#### Given records ####
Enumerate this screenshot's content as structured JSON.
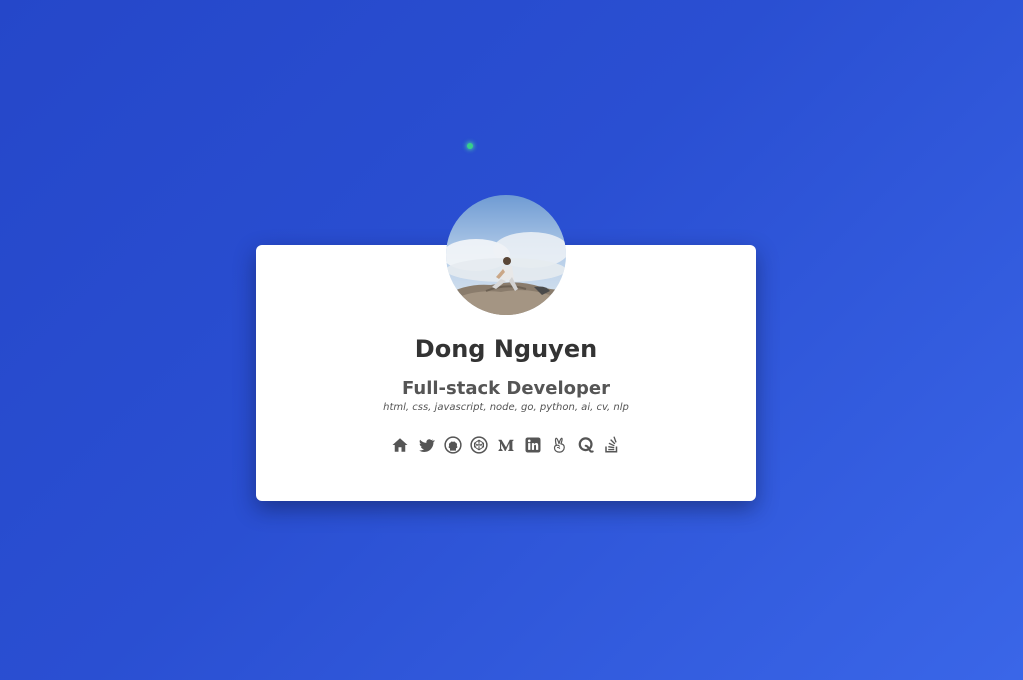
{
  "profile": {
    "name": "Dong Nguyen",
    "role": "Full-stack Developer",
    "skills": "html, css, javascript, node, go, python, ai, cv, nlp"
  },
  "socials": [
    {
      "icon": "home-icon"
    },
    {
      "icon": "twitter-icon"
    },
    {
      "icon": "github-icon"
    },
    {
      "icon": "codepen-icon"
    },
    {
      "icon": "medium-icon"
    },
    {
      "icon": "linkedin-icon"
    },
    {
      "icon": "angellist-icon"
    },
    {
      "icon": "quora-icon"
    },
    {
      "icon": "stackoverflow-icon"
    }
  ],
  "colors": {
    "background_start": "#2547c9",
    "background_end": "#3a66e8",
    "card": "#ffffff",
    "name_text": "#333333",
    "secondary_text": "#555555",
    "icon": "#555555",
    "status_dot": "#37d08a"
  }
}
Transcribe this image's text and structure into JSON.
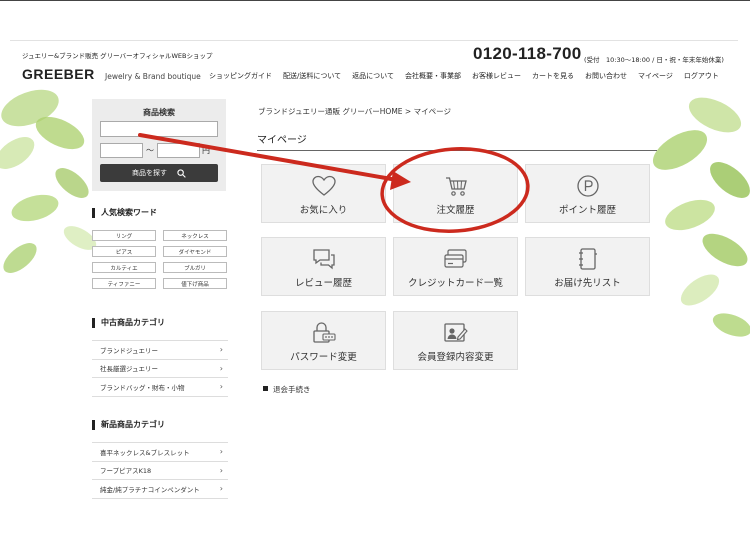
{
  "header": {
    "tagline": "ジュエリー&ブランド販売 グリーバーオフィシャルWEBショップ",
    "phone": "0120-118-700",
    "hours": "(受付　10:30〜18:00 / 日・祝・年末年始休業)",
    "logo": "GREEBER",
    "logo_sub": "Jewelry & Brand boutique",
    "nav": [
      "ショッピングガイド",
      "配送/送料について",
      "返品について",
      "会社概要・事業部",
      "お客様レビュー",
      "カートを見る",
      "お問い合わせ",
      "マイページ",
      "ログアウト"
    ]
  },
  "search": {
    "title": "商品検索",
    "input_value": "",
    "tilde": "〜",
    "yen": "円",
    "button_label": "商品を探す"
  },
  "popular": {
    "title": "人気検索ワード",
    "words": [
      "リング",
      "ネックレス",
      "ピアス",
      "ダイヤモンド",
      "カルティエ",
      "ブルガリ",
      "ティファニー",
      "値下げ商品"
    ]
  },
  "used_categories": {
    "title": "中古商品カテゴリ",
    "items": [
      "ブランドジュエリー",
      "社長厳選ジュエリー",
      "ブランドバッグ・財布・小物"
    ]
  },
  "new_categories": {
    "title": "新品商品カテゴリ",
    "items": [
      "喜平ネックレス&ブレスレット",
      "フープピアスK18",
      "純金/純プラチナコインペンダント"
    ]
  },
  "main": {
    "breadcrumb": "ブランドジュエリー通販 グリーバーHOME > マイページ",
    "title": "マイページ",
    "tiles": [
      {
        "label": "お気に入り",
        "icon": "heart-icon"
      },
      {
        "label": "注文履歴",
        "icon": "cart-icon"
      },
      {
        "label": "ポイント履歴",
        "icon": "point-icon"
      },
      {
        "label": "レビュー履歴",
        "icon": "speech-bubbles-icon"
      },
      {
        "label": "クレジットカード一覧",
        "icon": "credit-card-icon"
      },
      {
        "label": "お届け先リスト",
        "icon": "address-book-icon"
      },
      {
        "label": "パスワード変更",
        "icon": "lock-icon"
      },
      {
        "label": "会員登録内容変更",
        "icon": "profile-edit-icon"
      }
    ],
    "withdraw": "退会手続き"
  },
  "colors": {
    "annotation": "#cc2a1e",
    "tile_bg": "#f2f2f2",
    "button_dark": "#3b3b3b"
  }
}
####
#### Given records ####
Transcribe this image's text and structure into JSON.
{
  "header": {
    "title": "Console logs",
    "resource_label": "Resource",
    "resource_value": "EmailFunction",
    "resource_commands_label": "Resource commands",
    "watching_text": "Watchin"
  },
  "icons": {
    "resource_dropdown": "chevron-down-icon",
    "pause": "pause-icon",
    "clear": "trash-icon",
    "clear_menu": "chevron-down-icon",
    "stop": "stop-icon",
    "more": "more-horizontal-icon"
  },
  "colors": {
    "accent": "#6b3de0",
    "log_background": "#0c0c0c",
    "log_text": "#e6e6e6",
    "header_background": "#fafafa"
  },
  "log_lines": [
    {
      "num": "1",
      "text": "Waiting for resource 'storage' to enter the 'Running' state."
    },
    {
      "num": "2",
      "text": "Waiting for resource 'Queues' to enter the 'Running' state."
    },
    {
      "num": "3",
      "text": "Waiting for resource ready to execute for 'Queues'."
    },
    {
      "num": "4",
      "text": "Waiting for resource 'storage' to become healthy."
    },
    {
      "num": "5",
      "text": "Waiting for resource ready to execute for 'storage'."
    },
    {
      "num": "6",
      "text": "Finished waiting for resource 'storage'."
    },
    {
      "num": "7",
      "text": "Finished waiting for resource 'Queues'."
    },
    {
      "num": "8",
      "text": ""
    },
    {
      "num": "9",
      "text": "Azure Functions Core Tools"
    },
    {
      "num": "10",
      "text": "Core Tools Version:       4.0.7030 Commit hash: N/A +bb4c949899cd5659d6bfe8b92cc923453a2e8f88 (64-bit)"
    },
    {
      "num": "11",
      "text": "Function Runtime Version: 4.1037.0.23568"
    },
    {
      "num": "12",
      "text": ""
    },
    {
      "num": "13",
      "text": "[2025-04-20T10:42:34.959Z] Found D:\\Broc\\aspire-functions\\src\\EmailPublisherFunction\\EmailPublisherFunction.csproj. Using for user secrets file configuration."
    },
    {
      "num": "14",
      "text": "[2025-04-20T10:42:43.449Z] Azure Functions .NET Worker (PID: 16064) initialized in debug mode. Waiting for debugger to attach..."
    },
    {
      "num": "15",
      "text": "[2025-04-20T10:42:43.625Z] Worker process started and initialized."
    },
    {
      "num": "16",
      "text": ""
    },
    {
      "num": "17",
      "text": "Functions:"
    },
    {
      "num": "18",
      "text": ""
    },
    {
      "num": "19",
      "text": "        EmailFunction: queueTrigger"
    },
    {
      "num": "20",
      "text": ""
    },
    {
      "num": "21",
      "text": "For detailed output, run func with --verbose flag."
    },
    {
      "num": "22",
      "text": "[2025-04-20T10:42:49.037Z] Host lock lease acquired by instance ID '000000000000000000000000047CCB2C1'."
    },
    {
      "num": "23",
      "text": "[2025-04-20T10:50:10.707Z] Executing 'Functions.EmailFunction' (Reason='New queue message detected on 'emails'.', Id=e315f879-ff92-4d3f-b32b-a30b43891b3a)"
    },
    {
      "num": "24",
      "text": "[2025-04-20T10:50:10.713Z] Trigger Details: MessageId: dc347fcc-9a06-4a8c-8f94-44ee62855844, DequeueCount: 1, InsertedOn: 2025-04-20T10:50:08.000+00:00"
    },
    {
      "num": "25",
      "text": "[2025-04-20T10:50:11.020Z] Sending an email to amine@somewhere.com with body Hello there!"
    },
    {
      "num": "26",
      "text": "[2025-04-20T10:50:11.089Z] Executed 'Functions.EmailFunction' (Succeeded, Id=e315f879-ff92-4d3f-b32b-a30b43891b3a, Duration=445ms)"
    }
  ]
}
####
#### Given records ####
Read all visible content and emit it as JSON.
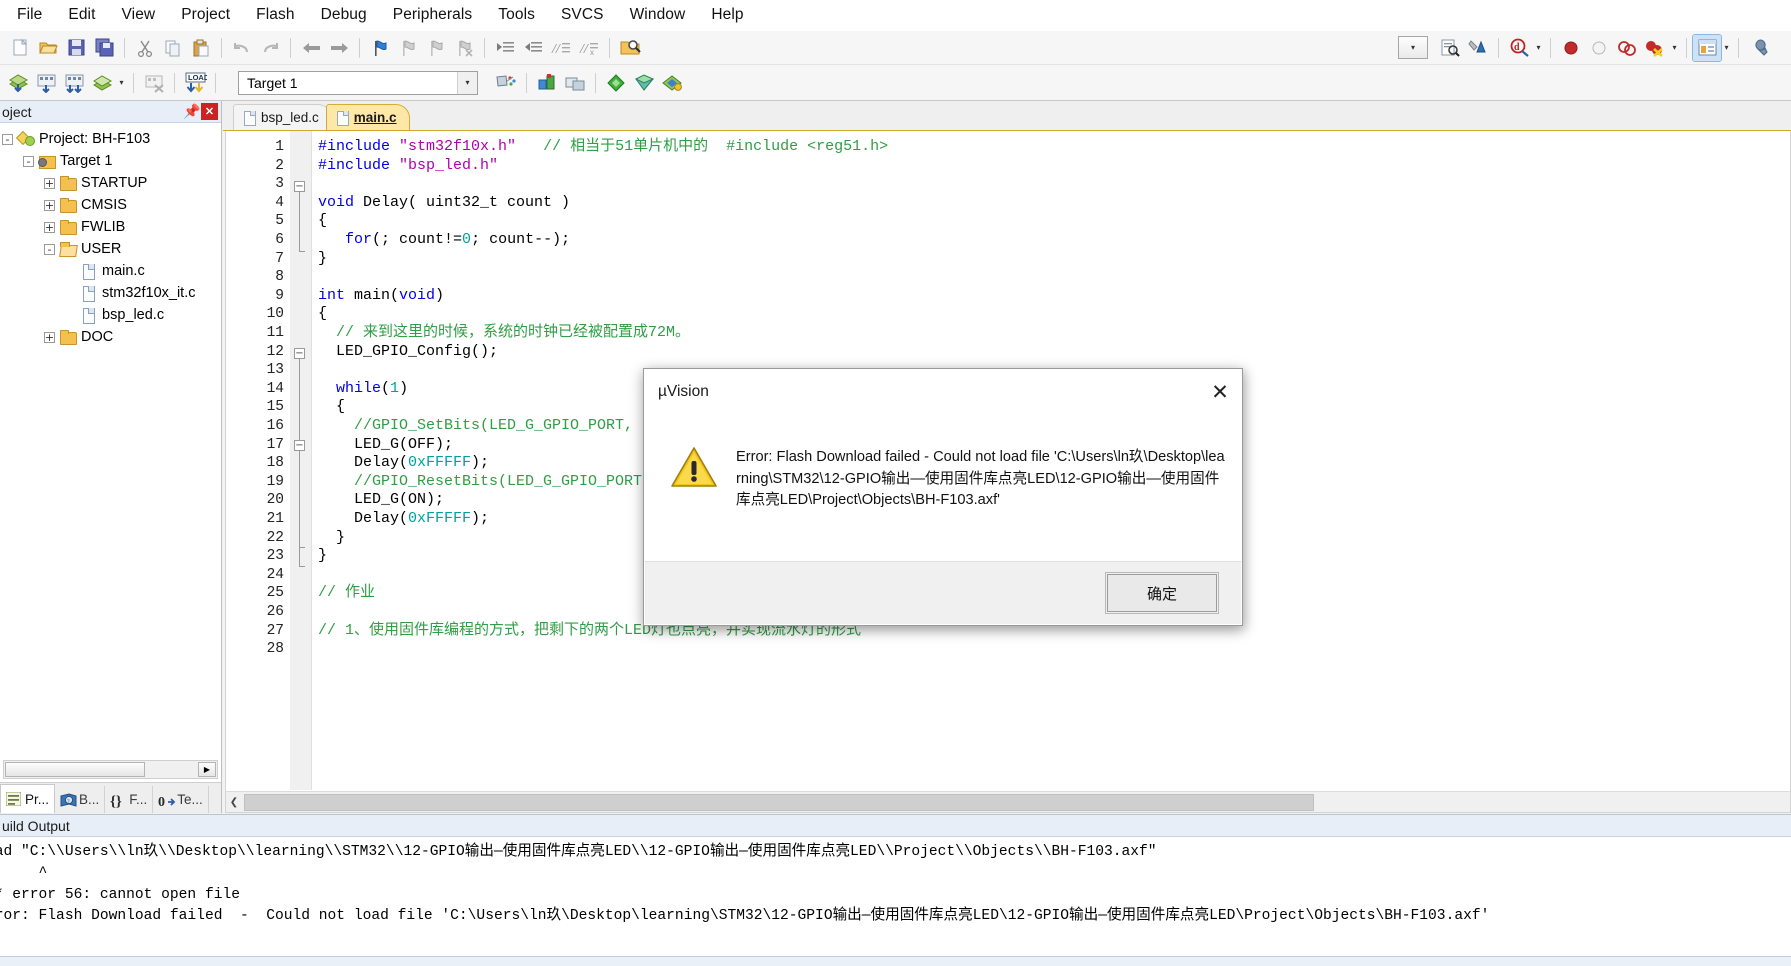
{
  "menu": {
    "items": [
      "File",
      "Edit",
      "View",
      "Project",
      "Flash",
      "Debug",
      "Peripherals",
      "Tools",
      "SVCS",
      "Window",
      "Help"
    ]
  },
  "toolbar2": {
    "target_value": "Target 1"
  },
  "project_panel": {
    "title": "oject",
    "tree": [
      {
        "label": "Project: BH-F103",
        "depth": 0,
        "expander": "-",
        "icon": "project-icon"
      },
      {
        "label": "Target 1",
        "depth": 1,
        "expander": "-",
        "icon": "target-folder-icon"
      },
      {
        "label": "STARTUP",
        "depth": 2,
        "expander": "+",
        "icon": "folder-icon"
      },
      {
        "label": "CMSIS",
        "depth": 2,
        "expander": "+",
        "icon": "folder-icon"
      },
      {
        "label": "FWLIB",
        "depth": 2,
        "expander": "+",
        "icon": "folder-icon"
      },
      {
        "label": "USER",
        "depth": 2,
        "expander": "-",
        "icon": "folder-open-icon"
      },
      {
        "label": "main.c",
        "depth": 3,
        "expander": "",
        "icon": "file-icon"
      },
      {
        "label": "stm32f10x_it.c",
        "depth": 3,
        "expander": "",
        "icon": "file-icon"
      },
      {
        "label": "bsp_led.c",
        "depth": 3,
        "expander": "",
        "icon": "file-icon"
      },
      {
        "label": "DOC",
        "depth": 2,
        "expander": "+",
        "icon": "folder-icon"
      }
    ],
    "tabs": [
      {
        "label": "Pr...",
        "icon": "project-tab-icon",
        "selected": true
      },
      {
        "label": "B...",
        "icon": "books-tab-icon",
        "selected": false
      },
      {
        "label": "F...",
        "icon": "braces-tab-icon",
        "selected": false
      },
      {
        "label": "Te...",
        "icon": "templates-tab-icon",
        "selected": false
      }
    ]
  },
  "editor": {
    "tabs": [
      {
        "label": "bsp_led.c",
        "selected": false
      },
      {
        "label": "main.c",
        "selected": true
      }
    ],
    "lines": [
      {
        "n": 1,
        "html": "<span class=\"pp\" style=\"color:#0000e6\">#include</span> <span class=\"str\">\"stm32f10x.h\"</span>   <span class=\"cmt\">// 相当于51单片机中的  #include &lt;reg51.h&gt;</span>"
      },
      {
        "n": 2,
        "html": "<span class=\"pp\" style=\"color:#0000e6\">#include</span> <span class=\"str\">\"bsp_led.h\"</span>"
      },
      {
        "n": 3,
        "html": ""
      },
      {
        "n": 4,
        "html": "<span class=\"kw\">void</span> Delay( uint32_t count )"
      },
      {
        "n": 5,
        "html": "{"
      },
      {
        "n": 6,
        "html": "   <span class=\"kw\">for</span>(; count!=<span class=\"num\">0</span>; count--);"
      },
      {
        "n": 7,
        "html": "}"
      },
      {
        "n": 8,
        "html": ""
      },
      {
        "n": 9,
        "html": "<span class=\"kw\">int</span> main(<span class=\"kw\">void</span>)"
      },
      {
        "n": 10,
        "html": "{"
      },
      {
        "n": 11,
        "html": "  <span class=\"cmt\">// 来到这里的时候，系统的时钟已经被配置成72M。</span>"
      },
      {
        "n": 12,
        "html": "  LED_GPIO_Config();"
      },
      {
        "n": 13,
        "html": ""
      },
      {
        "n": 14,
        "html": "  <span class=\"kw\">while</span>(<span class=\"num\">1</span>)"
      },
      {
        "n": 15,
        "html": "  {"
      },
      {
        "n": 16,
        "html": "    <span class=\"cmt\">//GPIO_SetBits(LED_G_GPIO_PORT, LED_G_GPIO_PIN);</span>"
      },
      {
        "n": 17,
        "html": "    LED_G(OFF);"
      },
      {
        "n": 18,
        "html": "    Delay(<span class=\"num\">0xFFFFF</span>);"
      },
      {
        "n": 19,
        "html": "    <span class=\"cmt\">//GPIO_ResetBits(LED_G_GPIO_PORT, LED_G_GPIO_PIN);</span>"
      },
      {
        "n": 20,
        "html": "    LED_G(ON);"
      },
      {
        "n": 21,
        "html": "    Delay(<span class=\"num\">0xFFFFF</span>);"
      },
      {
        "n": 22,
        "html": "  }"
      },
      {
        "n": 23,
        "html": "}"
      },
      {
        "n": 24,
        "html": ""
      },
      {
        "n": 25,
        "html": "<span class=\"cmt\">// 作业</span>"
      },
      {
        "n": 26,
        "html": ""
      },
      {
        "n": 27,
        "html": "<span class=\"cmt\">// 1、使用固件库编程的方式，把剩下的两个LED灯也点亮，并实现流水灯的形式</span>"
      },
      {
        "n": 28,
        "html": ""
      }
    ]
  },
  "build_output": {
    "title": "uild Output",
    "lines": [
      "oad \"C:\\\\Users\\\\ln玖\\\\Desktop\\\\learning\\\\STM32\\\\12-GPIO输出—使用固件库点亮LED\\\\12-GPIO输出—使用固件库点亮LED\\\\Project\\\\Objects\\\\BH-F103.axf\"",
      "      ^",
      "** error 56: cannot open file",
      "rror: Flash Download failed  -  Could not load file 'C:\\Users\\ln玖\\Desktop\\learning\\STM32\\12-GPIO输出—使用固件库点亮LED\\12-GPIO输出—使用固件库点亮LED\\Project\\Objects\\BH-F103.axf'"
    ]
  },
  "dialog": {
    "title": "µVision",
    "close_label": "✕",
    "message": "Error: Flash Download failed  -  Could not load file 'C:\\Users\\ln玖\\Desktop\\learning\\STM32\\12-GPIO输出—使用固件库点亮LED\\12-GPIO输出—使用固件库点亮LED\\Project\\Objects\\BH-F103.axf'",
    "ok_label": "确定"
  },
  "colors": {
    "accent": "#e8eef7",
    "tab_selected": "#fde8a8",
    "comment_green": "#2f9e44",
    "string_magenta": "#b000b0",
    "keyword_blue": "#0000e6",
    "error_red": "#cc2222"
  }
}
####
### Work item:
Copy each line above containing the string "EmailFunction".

### Written answer:
    "resource_value": "EmailFunction",
      "text": "        EmailFunction: queueTrigger"
      "text": "[2025-04-20T10:50:10.707Z] Executing 'Functions.EmailFunction' (Reason='New queue message detected on 'emails'.', Id=e315f879-ff92-4d3f-b32b-a30b43891b3a)"
      "text": "[2025-04-20T10:50:11.089Z] Executed 'Functions.EmailFunction' (Succeeded, Id=e315f879-ff92-4d3f-b32b-a30b43891b3a, Duration=445ms)"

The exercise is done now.